▶ _EXERCISE GOAL_
Show all the lines in the data below that include the word "Horizontal".

========================================================================

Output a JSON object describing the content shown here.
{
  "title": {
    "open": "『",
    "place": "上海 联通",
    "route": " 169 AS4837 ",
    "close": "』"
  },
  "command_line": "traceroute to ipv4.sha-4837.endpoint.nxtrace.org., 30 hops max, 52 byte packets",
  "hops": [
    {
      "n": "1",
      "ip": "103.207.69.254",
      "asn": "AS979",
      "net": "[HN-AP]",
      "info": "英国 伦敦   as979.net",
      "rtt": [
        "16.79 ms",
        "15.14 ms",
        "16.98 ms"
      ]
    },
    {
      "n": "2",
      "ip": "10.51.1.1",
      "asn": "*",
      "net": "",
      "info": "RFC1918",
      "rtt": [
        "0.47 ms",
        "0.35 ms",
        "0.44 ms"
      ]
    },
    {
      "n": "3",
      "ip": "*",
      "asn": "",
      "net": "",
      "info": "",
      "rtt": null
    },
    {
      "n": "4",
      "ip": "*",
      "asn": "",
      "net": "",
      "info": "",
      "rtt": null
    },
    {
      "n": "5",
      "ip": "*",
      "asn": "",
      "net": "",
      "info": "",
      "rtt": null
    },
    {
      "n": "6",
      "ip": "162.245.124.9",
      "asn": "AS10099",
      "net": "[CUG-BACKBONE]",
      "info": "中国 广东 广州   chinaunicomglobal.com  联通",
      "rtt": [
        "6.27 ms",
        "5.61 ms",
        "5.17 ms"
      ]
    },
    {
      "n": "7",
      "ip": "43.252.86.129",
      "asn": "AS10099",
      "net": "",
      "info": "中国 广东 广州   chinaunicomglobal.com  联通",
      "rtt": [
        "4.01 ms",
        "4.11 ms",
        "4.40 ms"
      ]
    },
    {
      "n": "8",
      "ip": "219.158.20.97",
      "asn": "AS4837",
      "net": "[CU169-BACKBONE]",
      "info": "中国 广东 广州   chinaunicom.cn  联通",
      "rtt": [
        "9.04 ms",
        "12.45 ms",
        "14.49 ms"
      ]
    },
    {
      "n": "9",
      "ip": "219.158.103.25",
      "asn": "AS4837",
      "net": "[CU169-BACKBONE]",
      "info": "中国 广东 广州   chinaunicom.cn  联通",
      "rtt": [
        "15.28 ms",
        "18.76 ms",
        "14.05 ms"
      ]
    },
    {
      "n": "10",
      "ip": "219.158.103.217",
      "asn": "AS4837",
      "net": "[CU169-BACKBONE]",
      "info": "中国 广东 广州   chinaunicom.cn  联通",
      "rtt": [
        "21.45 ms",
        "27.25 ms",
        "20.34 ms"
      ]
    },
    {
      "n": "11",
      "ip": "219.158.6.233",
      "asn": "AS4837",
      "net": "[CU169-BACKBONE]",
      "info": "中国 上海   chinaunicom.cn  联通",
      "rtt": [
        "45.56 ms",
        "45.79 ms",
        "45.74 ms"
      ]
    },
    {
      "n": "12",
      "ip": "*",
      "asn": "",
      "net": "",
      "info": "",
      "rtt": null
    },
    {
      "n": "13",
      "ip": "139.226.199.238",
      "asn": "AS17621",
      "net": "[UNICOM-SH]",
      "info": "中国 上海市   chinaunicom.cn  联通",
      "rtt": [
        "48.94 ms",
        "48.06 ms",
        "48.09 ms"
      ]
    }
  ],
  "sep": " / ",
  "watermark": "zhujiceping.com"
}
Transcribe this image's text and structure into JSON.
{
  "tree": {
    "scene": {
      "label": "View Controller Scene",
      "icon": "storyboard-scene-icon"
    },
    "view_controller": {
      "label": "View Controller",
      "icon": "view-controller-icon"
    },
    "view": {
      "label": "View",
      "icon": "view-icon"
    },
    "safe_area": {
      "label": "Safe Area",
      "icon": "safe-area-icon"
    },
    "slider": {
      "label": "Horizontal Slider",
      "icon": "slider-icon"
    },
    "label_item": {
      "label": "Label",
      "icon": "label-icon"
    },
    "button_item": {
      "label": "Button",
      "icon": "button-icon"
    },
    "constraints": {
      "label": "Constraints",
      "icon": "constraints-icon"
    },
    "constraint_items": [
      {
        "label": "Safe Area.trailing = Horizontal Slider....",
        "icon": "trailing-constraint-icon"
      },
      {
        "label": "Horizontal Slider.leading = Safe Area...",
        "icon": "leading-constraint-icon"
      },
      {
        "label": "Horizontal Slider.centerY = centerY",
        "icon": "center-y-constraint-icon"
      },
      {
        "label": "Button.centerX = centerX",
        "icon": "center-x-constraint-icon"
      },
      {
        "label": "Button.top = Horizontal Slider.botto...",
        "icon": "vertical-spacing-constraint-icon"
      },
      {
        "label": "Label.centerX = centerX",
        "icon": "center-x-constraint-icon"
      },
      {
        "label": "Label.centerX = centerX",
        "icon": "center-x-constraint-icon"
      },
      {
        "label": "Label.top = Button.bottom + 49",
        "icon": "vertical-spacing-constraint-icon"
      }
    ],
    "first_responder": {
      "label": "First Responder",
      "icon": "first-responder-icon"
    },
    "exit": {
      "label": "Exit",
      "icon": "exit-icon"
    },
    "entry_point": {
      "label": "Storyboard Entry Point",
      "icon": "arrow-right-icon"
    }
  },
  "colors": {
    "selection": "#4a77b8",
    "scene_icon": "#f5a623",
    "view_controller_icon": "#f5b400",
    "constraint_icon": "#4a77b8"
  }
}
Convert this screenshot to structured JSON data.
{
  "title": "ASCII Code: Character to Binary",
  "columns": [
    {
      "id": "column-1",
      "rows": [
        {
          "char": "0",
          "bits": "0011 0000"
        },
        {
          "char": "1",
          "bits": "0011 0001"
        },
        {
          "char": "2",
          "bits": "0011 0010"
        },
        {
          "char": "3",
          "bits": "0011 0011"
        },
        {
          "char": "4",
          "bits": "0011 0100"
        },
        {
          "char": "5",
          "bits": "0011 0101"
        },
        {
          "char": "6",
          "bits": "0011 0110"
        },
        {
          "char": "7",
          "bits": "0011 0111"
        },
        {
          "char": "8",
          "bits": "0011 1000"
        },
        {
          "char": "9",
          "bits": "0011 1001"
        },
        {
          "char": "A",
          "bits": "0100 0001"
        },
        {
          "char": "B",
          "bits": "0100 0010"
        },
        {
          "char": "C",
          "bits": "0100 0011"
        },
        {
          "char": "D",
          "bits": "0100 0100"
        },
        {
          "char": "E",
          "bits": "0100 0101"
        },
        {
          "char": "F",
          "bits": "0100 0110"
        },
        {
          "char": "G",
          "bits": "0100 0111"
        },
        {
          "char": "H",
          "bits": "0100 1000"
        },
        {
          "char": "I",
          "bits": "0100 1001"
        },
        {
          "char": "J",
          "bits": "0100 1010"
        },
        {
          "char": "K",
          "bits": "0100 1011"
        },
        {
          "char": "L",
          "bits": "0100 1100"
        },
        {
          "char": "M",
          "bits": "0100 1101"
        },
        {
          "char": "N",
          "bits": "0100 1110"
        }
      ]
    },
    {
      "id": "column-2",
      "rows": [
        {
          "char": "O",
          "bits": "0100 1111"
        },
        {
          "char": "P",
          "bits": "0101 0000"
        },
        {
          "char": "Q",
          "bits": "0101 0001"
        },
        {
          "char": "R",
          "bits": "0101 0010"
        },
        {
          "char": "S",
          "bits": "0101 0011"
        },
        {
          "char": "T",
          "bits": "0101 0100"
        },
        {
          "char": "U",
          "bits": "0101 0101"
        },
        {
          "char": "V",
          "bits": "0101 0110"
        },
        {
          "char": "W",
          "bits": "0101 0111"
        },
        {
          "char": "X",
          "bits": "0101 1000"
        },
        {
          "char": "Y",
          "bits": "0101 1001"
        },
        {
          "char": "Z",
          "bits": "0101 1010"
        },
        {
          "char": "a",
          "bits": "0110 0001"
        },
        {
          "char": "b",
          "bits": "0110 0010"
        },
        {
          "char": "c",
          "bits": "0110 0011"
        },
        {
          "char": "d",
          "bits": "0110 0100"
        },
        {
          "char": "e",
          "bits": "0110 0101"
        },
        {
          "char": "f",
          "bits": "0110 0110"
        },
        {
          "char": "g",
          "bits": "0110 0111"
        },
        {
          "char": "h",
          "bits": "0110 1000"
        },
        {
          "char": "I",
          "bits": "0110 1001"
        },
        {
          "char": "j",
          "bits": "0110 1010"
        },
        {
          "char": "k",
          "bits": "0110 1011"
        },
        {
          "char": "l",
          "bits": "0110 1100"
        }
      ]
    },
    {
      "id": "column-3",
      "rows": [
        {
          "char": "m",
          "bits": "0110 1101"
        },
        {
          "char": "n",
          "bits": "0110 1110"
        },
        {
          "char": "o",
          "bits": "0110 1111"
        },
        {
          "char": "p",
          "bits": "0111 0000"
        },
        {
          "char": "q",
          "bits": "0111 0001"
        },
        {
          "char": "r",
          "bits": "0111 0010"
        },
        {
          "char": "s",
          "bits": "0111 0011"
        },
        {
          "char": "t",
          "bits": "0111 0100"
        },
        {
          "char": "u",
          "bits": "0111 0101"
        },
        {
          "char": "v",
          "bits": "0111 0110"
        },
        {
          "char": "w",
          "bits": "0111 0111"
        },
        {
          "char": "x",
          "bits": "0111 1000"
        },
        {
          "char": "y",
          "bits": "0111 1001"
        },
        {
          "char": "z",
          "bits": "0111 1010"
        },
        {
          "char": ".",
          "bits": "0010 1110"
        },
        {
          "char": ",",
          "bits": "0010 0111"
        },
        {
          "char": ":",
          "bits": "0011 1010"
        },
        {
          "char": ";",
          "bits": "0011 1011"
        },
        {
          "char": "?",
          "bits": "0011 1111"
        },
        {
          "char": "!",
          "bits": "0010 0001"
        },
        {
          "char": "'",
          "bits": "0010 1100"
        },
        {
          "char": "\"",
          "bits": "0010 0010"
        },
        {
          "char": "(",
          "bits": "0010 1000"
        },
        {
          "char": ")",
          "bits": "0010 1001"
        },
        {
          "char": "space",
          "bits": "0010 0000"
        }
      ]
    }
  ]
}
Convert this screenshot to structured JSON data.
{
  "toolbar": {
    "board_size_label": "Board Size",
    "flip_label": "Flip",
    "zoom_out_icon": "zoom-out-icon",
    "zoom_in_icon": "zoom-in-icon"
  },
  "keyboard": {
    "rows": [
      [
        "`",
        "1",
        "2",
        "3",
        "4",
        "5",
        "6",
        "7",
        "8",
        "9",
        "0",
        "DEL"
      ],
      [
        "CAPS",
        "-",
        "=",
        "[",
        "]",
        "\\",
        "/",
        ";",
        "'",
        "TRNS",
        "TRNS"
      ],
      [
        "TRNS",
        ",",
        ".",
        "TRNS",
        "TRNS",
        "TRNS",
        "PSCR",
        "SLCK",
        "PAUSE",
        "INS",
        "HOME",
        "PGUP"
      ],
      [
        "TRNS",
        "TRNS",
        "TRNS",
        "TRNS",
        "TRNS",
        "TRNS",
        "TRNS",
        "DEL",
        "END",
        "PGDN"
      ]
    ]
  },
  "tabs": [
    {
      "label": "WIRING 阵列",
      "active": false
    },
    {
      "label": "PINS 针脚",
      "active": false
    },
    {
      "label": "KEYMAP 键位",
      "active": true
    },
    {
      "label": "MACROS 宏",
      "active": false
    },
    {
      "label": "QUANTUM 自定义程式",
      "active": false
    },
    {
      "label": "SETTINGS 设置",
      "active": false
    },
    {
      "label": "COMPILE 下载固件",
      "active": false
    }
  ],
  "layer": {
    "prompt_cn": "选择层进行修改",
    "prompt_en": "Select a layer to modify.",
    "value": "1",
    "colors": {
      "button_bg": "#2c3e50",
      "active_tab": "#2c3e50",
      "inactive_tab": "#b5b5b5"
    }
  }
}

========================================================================

▶ _RESULT FOR THIS TASK_
      "label": "Horizontal Slider",
        "label": "Safe Area.trailing = Horizontal Slider....",
        "label": "Horizontal Slider.leading = Safe Area...",
        "label": "Horizontal Slider.centerY = centerY",
        "label": "Button.top = Horizontal Slider.botto...",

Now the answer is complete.